Robert J. Cramer
Managing Associate General Counsel
REPORT UNDER 5 U.S.C. sect. 801(a)(2)(A) ON A MAJOR RULE
ISSUED BY THE
DEPARTMENT OF ENERGY
"ENERGY CONSERVATION PROGRAM: ENERGY CONSERVATION
STANDARDS AND TEST PROCEDURES FOR
GENERAL SERVICE FLUORESCENT LAMPS
AND INCANDESCENT REFLECTOR LAMPS"
(i) Cost-benefit analysis
DOE performed a cost-benefit analysis in conjunction with the final rule. DOE determined that the benefits include energy savings, consumer life-cycle cost savings, positive national net present value and emissions reductions. Costs for the final rule include loss of manufacturer industry net present value and consumer life-cycle cost increases for some users of general service fluorescent lamps (GSFL) and incandescent reflector lamps (IRL). DOE determined that the benefits outweigh the costs of the final rule. In addition, DOE determined that the standards in the final rule represent the maximum improvement in energy efficiency that is technologically feasible and economically justified, and will result in significant energy savings.
(ii) Agency actions relevant to the Regulatory Flexibility Act, 5 U.S.C. sections 603-605, 607, and 609
DOE certified that the final rule would not have a significant economic impact on a substantial number of small entities, and therefore did not prepare a regulatory flexibility analysis.
(iii) Agency actions relevant to sections 202-205 of the Unfunded Mandates Reform Act of 1995, 2 U.S.C. sections 1532-1535
DOE determined that the final rule does not contain an intergovernmental mandate; however, it may result in expenditure of $100 million or more in a given year by the private sector. DOE prepared a statement as to the basis, costs, benefits and economic impacts of the rule, and identified and considered regulatory alternatives to the rule.
(iv) Other relevant information or requirements under acts and executive orders
Administrative Procedure Act, 5 U.S.C. sections 551 et seq.
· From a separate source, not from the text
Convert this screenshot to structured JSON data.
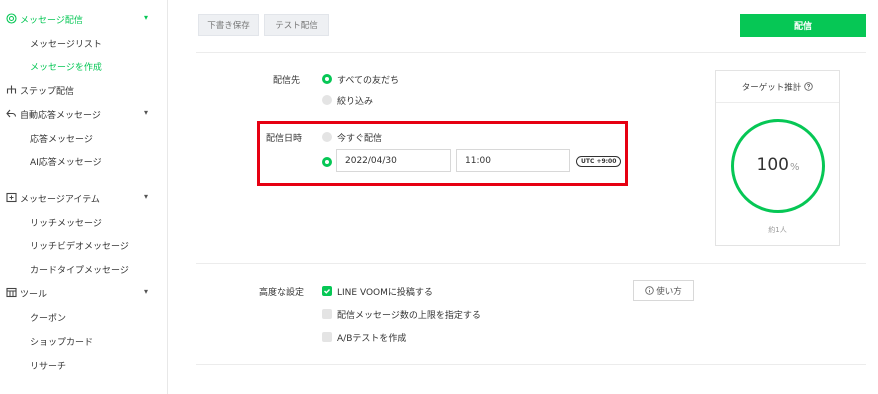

On May 31, 2006, DOE commenced the rulemaking by publishing a framework document for the rulemaking and by giving notice of a public meeting and of the availability of the document for review and public comment. 71 Fed. Reg. 30,834. DOE issued an advanced notice of proposed rulemaking (ANOPR), which was published in the Federal Register on March 13, 2008. 73 Fed. Reg. 13,620. DOE held a public meeting in Washington, D.C., on March 10, 2008, and on June 26, 2008, DOE met with the National Electrical Manufacturers Association (NEMA) to discuss appropriate standards for high correlated color temperature fluorescent lamps. DOE addressed comments it received in response to the ANOPR, including comments from the public meeting and the meeting with NEMA, in its notice of proposed rulemaking, published in the Federal Register on April 13, 2009. 74 Fed. Reg. 16,920. DOE held a public meeting on February 3, 2009, in Washington, D.C., to receive oral comments on and solicit information relevant to the proposed rule. DOE responded to the comments on the proposed rule in this final rule. 74 Fed. Reg. 34,080.
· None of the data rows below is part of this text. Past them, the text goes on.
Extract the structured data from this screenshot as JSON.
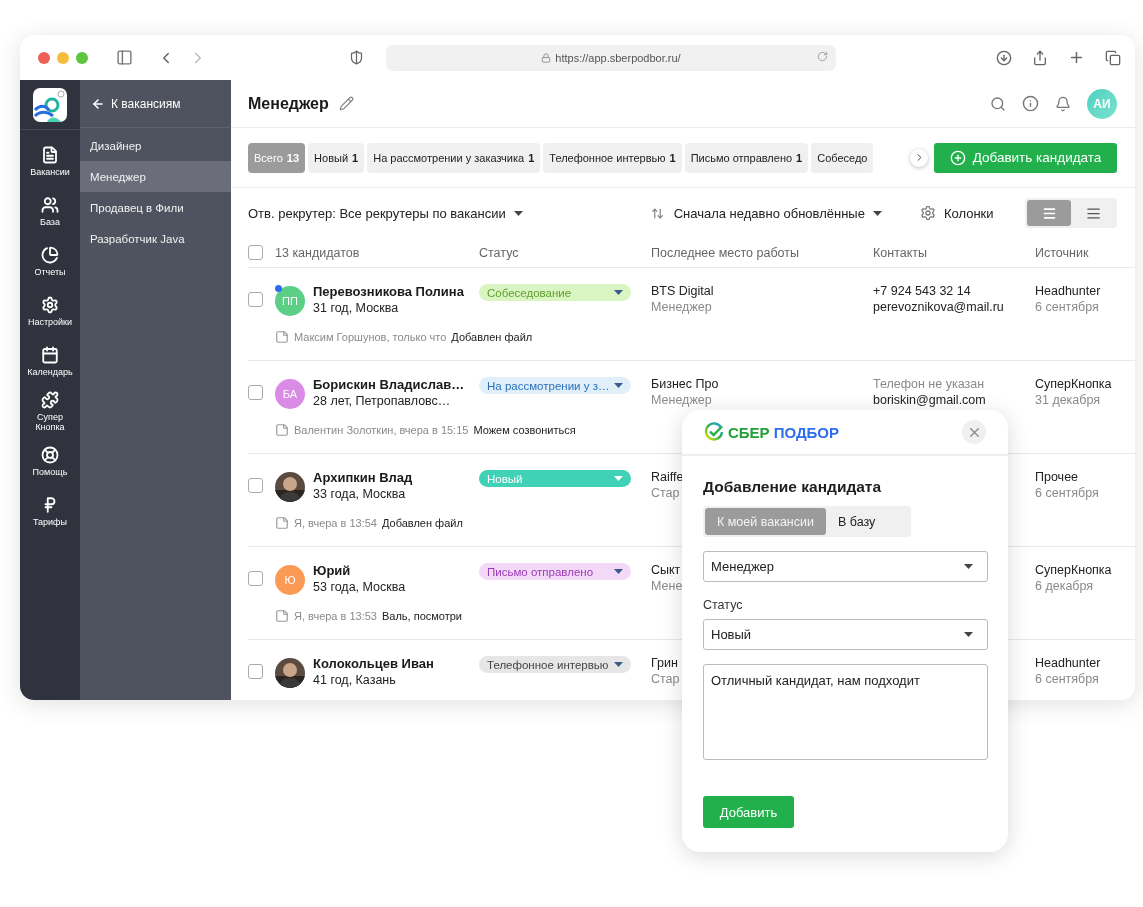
{
  "browser": {
    "url": "https://app.sberpodbor.ru/"
  },
  "rail": [
    {
      "kind": "file",
      "label": "Вакансии"
    },
    {
      "kind": "users",
      "label": "База"
    },
    {
      "kind": "chart",
      "label": "Отчеты"
    },
    {
      "kind": "settings",
      "label": "Настройки"
    },
    {
      "kind": "calendar",
      "label": "Календарь"
    },
    {
      "kind": "puzzle",
      "label": "Супер Кнопка"
    },
    {
      "kind": "help",
      "label": "Помощь"
    },
    {
      "kind": "ruble",
      "label": "Тарифы"
    }
  ],
  "submenu": {
    "back": "К вакансиям",
    "items": [
      {
        "label": "Дизайнер",
        "selected": false
      },
      {
        "label": "Менеджер",
        "selected": true
      },
      {
        "label": "Продавец в Фили",
        "selected": false
      },
      {
        "label": "Разработчик Java",
        "selected": false
      }
    ]
  },
  "header": {
    "title": "Менеджер",
    "user_initials": "АИ"
  },
  "chips": [
    {
      "label": "Всего",
      "count": "13",
      "selected": true
    },
    {
      "label": "Новый",
      "count": "1",
      "selected": false
    },
    {
      "label": "На рассмотрении у заказчика",
      "count": "1",
      "selected": false
    },
    {
      "label": "Телефонное интервью",
      "count": "1",
      "selected": false
    },
    {
      "label": "Письмо отправлено",
      "count": "1",
      "selected": false
    },
    {
      "label": "Собеседо",
      "selected": false
    }
  ],
  "add_button": "Добавить кандидата",
  "toolbar": {
    "recruiter": "Отв. рекрутер: Все рекрутеры по вакансии",
    "sort": "Сначала недавно обновлённые",
    "columns": "Колонки",
    "view_modes": [
      {
        "kind": "comfortable",
        "selected": true
      },
      {
        "kind": "compact",
        "selected": false
      }
    ]
  },
  "table": {
    "all_checked": false,
    "count": "13 кандидатов",
    "columns": [
      "Статус",
      "Последнее место работы",
      "Контакты",
      "Источник"
    ],
    "rows": [
      {
        "checked": false,
        "unread": true,
        "avatar": {
          "kind": "initials",
          "text": "ПП",
          "color": "#5ccf86"
        },
        "name": "Перевозникова Полина",
        "details": "31 год, Москва",
        "status": {
          "label": "Собеседование",
          "kind": "green",
          "color": "#d9f5c1"
        },
        "work": {
          "company": "BTS Digital",
          "position": "Менеджер"
        },
        "contacts": [
          {
            "text": "+7 924 543 32 14",
            "muted": false
          },
          {
            "text": "perevoznikova@mail.ru",
            "muted": false
          }
        ],
        "source": {
          "name": "Headhunter",
          "date": "6 сентября"
        },
        "note": {
          "author": "Максим Горшунов, только что",
          "text": "Добавлен файл"
        }
      },
      {
        "checked": false,
        "unread": false,
        "avatar": {
          "kind": "initials",
          "text": "БА",
          "color": "#d98be6"
        },
        "name": "Борискин Владислав…",
        "details": "28 лет, Петропавловс…",
        "status": {
          "label": "На рассмотрении у з…",
          "kind": "blue",
          "color": "#e1effa"
        },
        "work": {
          "company": "Бизнес Про",
          "position": "Менеджер"
        },
        "contacts": [
          {
            "text": "Телефон не указан",
            "muted": true
          },
          {
            "text": "boriskin@gmail.com",
            "muted": false
          }
        ],
        "source": {
          "name": "СуперКнопка",
          "date": "31 декабря"
        },
        "note": {
          "author": "Валентин Золоткин, вчера в 15:15",
          "text": "Можем созвониться"
        }
      },
      {
        "checked": false,
        "unread": false,
        "name": "Архипкин Влад",
        "details": "33 года, Москва",
        "status": {
          "label": "Новый",
          "kind": "teal",
          "color": "#3fd2b6"
        },
        "work": {
          "company": "Raiffe",
          "position": "Стар"
        },
        "source": {
          "name": "Прочее",
          "date": "6 сентября"
        },
        "note": {
          "author": "Я, вчера в 13:54",
          "text": "Добавлен файл"
        }
      },
      {
        "checked": false,
        "unread": false,
        "avatar": {
          "kind": "initials",
          "text": "Ю",
          "color": "#fb9a55"
        },
        "name": "Юрий",
        "details": "53 года, Москва",
        "status": {
          "label": "Письмо отправлено",
          "kind": "pink",
          "color": "#f3d9f7"
        },
        "work": {
          "company": "Сыкт",
          "position": "Мене"
        },
        "source": {
          "name": "СуперКнопка",
          "date": "6 декабря"
        },
        "note": {
          "author": "Я, вчера в 13:53",
          "text": "Валь, посмотри"
        }
      },
      {
        "checked": false,
        "unread": false,
        "name": "Колокольцев Иван",
        "details": "41 год, Казань",
        "status": {
          "label": "Телефонное интервью",
          "kind": "grey",
          "color": "#e6e6e6"
        },
        "work": {
          "company": "Грин",
          "position": "Стар"
        },
        "source": {
          "name": "Headhunter",
          "date": "6 сентября"
        }
      }
    ]
  },
  "dialog": {
    "logo": {
      "first": "СБЕР",
      "second": "ПОДБОР"
    },
    "title": "Добавление кандидата",
    "tabs": [
      {
        "label": "К моей вакансии",
        "selected": true
      },
      {
        "label": "В базу",
        "selected": false
      }
    ],
    "vacancy": "Менеджер",
    "status_label": "Статус",
    "status": "Новый",
    "comment": "Отличный кандидат, нам подходит",
    "submit": "Добавить"
  }
}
Paperwork Reduction Act, 44 U.S.C. sections 3501-3520
This final rule imposes no new information and recordkeeping requirements; therefore, the Office of Management and Budget (OMB) clearance under the Paperwork Reduction Act is not required.
Statutory authorization for the rule
The final rule is authorized by Part A of Title III of the Energy Policy and Conservation Act (EPCA), 42 U.S.C. sect. 6291 et. seq.
Executive Order No. 12866 (Regulatory Planning and Review)
The final rule was determined to be economically significant under the Executive Order. In accordance with the Executive Order, DOE prepared and submitted to OMB an economic analysis outlining the costs and benefits of implementing each of these programs.
Executive Order No. 13132 (Federalism)
DOE determined that the final rule would not have a substantial direct effect on the states, on the relationship between the national government and the states, or on the distribution of power and responsibilities among the various levels of government.